--- SOURCE DATA Enclosed Below ---
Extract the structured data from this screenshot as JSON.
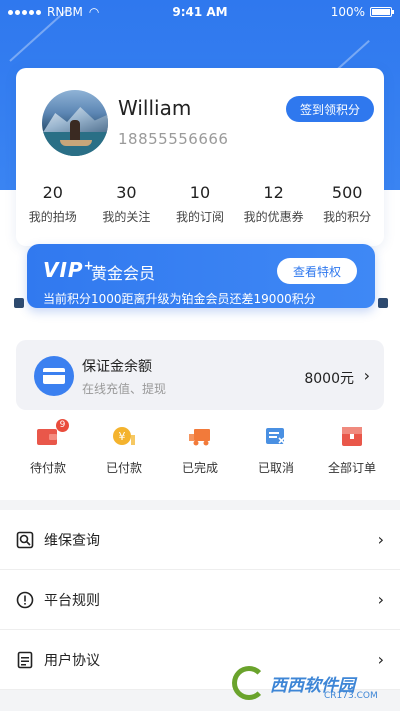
{
  "status_bar": {
    "carrier": "RNBM",
    "time": "9:41 AM",
    "battery": "100%"
  },
  "profile": {
    "name": "William",
    "phone": "18855556666",
    "checkin_button": "签到领积分"
  },
  "stats": [
    {
      "value": "20",
      "label": "我的拍场"
    },
    {
      "value": "30",
      "label": "我的关注"
    },
    {
      "value": "10",
      "label": "我的订阅"
    },
    {
      "value": "12",
      "label": "我的优惠券"
    },
    {
      "value": "500",
      "label": "我的积分"
    }
  ],
  "vip": {
    "logo": "VIP",
    "title": "黄金会员",
    "privilege_button": "查看特权",
    "description": "当前积分1000距离升级为铂金会员还差19000积分"
  },
  "deposit": {
    "title": "保证金余额",
    "subtitle": "在线充值、提现",
    "amount": "8000元"
  },
  "orders": [
    {
      "label": "待付款",
      "badge": "9",
      "icon": "wallet-icon"
    },
    {
      "label": "已付款",
      "icon": "yen-coin-icon"
    },
    {
      "label": "已完成",
      "icon": "truck-icon"
    },
    {
      "label": "已取消",
      "icon": "cancel-order-icon"
    },
    {
      "label": "全部订单",
      "icon": "all-orders-icon"
    }
  ],
  "menu": [
    {
      "label": "维保查询",
      "icon": "search-icon"
    },
    {
      "label": "平台规则",
      "icon": "info-icon"
    },
    {
      "label": "用户协议",
      "icon": "document-icon"
    }
  ],
  "watermark": {
    "text": "西西软件园",
    "sub": "CR173.COM"
  },
  "colors": {
    "primary": "#2f78ee",
    "badge": "#e94c3c"
  }
}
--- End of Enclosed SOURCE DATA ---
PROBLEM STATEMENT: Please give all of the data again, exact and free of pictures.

SOLUTION FOR THIS EXERCISE:
Extract the structured data from this screenshot as JSON.
{
  "status_bar": {
    "carrier": "RNBM",
    "time": "9:41 AM",
    "battery": "100%"
  },
  "profile": {
    "name": "William",
    "phone": "18855556666",
    "checkin_button": "签到领积分"
  },
  "stats": [
    {
      "value": "20",
      "label": "我的拍场"
    },
    {
      "value": "30",
      "label": "我的关注"
    },
    {
      "value": "10",
      "label": "我的订阅"
    },
    {
      "value": "12",
      "label": "我的优惠券"
    },
    {
      "value": "500",
      "label": "我的积分"
    }
  ],
  "vip": {
    "logo": "VIP",
    "title": "黄金会员",
    "privilege_button": "查看特权",
    "description": "当前积分1000距离升级为铂金会员还差19000积分"
  },
  "deposit": {
    "title": "保证金余额",
    "subtitle": "在线充值、提现",
    "amount": "8000元"
  },
  "orders": [
    {
      "label": "待付款",
      "badge": "9",
      "icon": "wallet-icon"
    },
    {
      "label": "已付款",
      "icon": "yen-coin-icon"
    },
    {
      "label": "已完成",
      "icon": "truck-icon"
    },
    {
      "label": "已取消",
      "icon": "cancel-order-icon"
    },
    {
      "label": "全部订单",
      "icon": "all-orders-icon"
    }
  ],
  "menu": [
    {
      "label": "维保查询",
      "icon": "search-icon"
    },
    {
      "label": "平台规则",
      "icon": "info-icon"
    },
    {
      "label": "用户协议",
      "icon": "document-icon"
    }
  ],
  "watermark": {
    "text": "西西软件园",
    "sub": "CR173.COM"
  },
  "colors": {
    "primary": "#2f78ee",
    "badge": "#e94c3c"
  }
}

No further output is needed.